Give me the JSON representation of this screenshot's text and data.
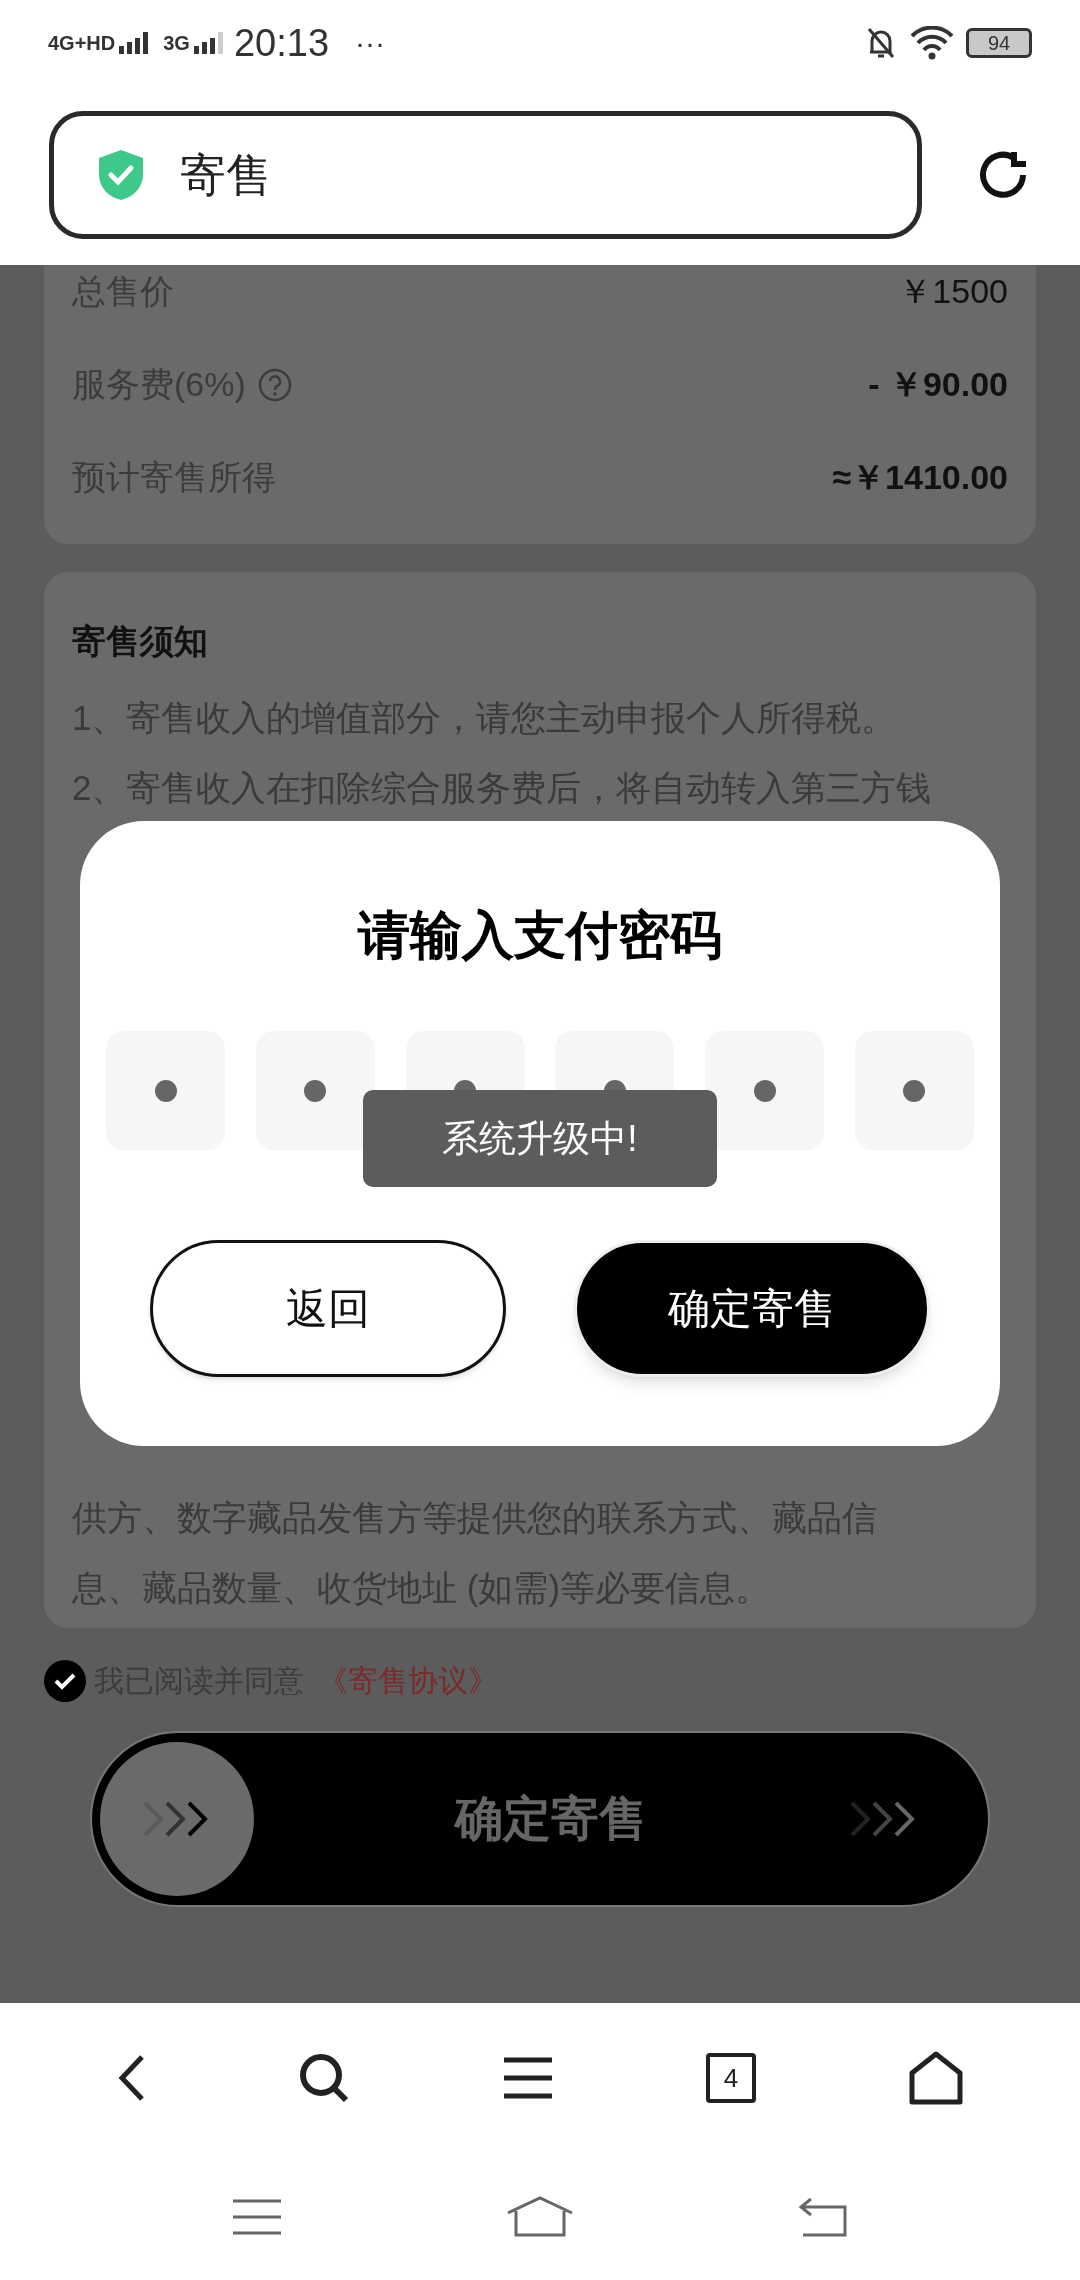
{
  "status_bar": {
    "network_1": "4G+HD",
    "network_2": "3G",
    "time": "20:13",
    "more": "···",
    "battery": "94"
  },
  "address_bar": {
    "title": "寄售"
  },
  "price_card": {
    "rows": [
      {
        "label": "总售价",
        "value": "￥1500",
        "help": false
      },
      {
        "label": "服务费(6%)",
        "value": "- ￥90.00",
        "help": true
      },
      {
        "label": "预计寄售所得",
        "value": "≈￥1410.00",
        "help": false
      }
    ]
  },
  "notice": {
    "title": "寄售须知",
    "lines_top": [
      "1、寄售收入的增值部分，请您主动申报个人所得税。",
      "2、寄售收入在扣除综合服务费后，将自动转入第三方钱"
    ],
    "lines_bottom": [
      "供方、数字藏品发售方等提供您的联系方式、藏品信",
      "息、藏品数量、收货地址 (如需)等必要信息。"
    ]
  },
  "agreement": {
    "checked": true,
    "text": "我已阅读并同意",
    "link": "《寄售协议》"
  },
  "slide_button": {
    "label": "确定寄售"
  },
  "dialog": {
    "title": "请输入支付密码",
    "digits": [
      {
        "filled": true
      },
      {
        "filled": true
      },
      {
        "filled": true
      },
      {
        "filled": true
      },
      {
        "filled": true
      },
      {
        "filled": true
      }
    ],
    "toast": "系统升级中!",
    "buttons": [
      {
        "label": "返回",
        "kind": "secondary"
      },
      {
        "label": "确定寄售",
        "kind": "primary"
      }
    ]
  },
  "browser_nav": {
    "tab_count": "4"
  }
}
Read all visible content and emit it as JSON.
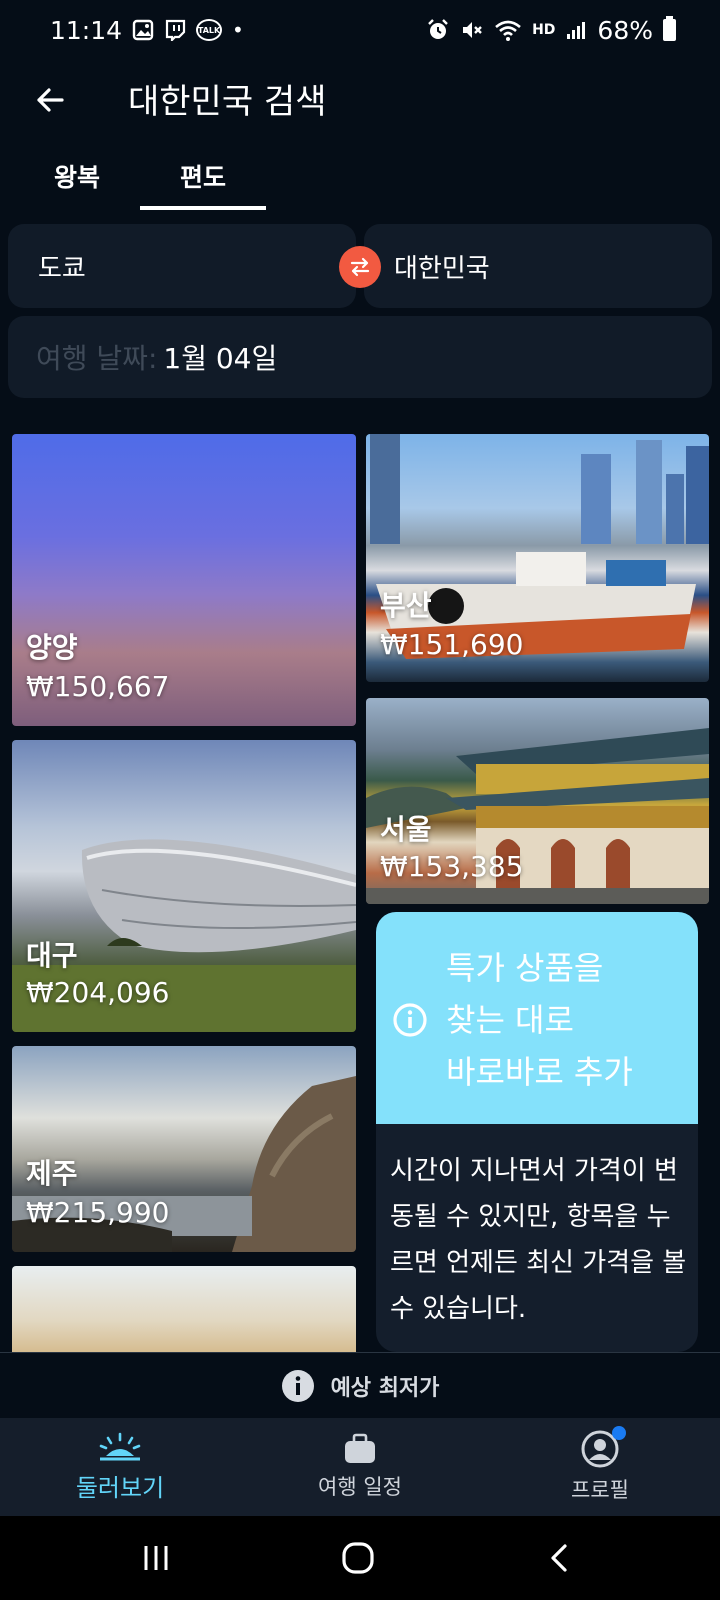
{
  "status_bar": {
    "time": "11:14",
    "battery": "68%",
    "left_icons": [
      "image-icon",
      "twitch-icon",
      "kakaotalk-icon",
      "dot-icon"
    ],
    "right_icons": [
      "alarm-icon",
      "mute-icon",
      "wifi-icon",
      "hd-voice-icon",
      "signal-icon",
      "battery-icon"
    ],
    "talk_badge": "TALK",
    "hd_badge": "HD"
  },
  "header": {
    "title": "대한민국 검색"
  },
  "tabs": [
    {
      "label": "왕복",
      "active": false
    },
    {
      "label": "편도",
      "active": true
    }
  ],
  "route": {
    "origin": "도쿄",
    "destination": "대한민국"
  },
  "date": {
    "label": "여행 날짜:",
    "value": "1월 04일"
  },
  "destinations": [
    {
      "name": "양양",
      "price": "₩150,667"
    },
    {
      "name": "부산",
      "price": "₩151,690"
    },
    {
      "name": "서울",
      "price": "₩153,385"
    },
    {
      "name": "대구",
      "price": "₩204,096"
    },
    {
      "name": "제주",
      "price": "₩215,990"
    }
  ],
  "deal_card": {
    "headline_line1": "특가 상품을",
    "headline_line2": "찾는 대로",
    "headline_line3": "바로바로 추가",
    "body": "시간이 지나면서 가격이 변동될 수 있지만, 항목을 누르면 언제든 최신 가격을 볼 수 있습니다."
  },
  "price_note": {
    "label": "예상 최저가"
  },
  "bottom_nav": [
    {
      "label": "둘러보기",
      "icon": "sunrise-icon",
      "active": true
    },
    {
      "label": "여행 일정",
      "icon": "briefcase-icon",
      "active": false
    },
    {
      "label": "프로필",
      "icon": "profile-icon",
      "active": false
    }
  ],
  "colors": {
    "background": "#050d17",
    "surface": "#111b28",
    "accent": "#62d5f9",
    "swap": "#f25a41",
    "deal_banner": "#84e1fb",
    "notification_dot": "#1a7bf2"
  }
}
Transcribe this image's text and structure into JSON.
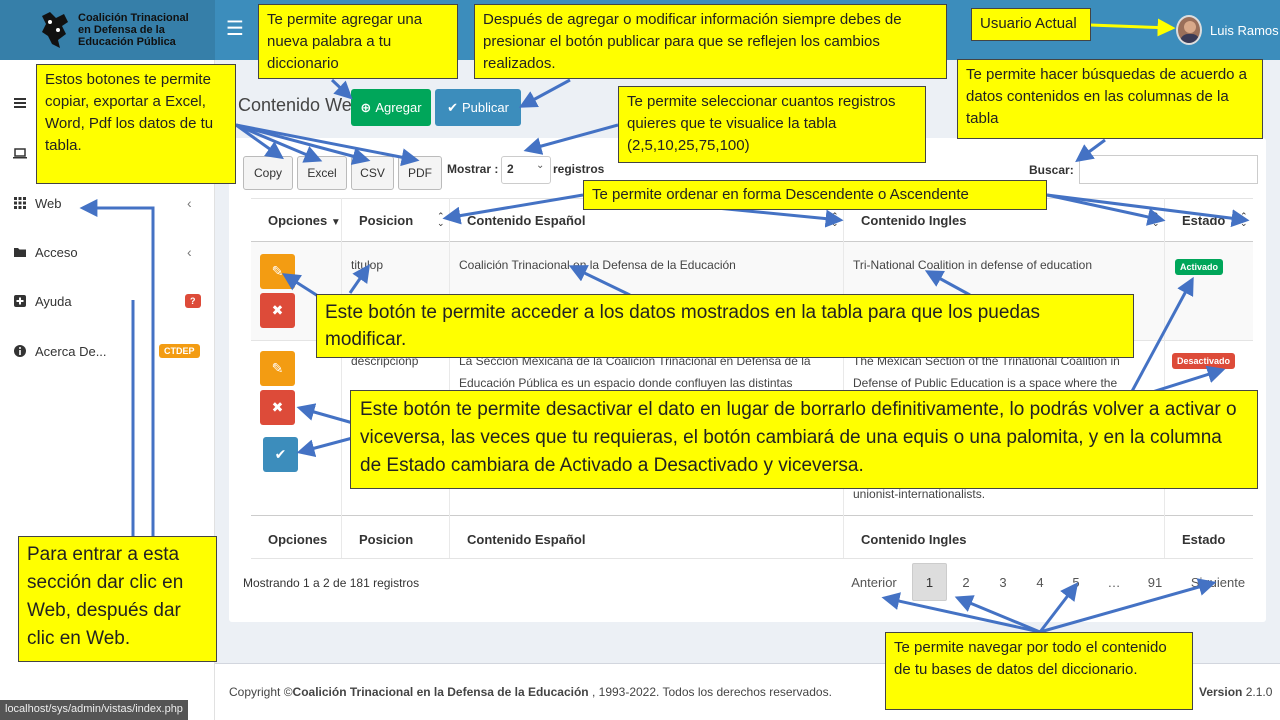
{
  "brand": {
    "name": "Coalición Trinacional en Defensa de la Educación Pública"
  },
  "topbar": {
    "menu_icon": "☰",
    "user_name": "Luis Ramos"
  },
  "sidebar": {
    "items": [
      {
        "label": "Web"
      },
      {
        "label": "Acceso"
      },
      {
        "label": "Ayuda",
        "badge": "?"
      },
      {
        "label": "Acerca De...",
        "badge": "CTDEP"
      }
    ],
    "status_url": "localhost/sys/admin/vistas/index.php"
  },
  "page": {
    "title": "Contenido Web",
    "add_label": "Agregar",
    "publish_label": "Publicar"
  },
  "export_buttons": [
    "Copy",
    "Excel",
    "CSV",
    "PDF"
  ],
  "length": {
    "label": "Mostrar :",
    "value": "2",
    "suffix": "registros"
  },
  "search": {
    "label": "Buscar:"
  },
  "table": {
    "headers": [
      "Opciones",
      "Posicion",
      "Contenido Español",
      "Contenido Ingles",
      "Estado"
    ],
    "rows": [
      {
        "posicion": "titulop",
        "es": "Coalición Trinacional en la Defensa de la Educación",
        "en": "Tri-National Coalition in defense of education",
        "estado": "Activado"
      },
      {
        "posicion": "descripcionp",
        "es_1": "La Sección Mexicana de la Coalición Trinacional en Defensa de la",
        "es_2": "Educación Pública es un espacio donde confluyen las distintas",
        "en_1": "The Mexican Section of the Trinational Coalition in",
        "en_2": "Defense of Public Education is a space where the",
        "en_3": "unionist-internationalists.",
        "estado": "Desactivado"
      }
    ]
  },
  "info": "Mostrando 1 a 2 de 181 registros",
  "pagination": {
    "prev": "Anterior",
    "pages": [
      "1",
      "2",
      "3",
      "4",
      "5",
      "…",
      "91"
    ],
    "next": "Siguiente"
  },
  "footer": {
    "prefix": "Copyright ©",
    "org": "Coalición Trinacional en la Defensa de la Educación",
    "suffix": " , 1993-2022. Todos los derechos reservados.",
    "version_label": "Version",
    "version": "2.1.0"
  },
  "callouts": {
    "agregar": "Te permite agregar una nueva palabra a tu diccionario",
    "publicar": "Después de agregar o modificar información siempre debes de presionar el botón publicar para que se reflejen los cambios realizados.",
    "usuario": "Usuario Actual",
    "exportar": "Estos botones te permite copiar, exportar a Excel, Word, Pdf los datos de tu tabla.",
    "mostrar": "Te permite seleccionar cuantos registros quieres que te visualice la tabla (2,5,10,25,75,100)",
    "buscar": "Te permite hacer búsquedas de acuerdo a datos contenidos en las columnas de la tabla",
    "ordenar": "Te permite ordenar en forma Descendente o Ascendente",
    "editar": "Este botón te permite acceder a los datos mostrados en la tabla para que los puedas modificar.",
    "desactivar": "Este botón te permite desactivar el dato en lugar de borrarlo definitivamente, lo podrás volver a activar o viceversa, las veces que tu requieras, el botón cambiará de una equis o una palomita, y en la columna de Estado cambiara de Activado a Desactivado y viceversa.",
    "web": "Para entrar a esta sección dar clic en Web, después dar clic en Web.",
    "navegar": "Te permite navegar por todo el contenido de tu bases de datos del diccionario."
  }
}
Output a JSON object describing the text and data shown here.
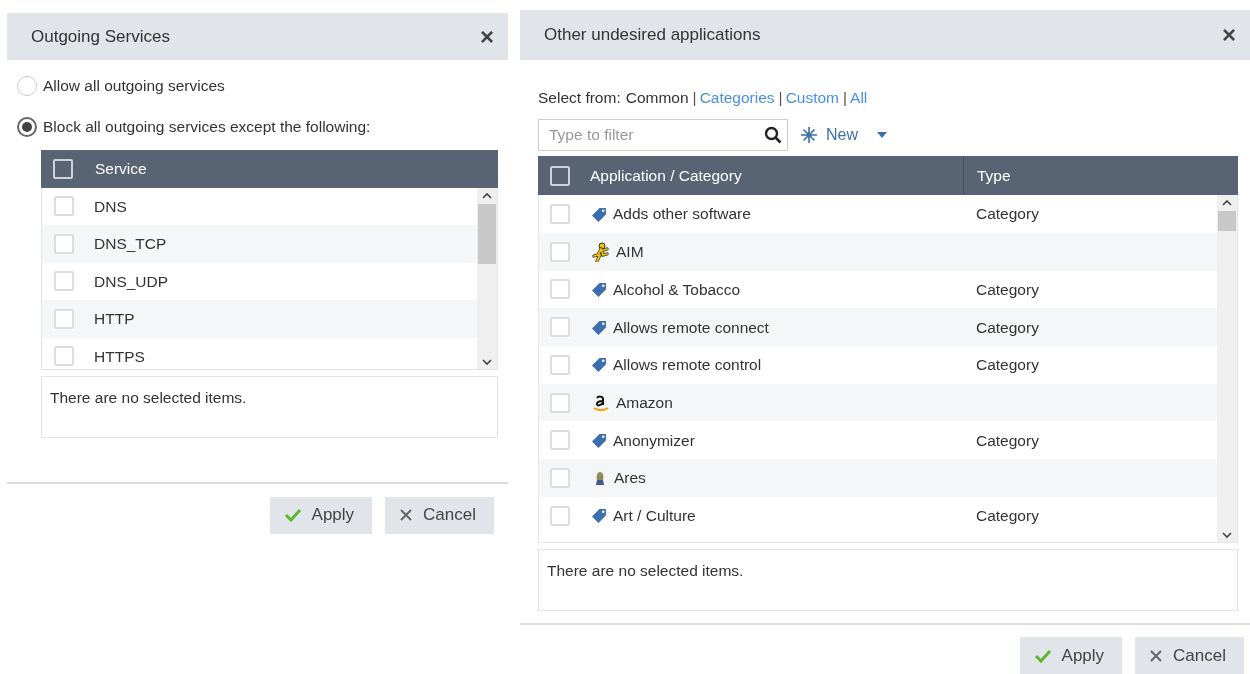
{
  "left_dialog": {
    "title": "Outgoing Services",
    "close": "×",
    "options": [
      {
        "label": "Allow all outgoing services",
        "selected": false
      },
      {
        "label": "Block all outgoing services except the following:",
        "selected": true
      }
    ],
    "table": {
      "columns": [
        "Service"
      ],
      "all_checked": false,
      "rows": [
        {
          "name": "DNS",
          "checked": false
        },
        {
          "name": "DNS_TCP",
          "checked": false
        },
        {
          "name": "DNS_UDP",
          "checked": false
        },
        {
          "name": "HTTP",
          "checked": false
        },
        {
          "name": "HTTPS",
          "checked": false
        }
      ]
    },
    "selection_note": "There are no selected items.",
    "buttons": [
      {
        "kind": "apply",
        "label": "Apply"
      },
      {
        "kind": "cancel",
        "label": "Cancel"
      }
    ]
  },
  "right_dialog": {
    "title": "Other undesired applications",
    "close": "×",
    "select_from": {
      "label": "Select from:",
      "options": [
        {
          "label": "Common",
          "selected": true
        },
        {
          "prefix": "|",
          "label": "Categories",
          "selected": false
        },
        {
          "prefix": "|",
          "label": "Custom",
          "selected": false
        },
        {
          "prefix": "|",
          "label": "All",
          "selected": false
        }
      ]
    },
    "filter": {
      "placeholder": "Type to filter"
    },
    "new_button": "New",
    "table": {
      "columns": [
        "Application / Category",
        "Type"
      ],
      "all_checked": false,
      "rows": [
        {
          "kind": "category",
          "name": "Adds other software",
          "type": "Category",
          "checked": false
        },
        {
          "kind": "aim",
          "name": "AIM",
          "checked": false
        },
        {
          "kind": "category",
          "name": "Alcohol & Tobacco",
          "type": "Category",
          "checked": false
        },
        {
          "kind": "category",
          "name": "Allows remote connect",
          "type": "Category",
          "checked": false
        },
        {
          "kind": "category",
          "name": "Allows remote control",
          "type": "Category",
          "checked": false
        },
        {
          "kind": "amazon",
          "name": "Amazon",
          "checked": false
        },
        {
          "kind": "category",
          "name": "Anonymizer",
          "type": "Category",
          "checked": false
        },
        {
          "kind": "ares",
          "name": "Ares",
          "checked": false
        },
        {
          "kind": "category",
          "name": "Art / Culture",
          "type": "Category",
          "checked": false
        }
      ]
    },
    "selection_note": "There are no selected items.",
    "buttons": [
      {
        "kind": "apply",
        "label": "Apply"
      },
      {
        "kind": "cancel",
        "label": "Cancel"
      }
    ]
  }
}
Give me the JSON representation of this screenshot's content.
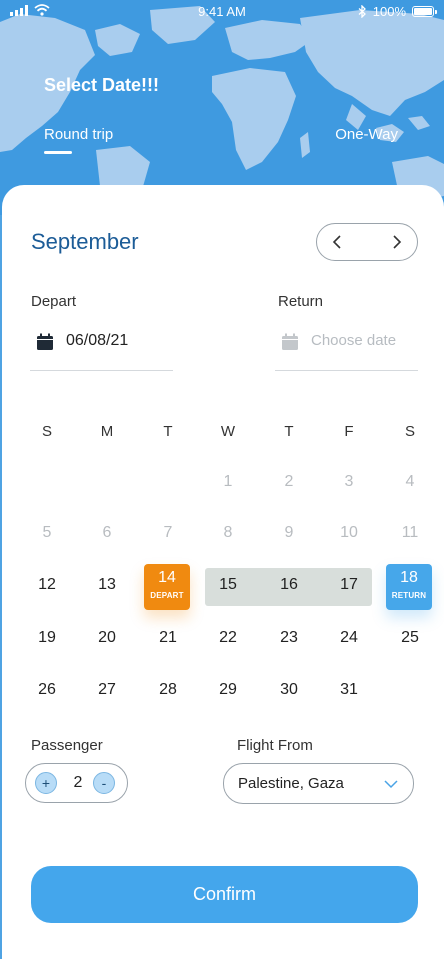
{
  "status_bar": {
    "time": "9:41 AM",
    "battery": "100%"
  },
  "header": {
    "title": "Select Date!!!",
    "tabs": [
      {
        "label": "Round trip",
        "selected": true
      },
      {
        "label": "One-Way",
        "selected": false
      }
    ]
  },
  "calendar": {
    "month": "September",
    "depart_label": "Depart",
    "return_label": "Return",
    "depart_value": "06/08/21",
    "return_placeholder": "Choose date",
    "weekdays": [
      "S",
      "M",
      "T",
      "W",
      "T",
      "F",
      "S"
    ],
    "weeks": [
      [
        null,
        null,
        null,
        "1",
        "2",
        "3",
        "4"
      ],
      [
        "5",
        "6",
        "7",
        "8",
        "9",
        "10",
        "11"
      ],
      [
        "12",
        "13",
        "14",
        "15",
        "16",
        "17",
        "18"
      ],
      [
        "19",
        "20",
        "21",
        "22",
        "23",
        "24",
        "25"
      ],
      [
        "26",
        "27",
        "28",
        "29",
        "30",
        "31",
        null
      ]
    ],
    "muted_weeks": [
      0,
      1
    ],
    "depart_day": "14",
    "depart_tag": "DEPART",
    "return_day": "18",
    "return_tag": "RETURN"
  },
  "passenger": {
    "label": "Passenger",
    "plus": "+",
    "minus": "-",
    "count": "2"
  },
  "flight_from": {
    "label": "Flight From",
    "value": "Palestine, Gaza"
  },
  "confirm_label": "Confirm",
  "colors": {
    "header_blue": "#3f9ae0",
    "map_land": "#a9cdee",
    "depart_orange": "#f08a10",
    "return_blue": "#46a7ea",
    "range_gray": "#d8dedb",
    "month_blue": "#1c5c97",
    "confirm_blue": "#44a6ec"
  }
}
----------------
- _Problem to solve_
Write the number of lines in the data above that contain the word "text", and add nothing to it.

- _Written response_
4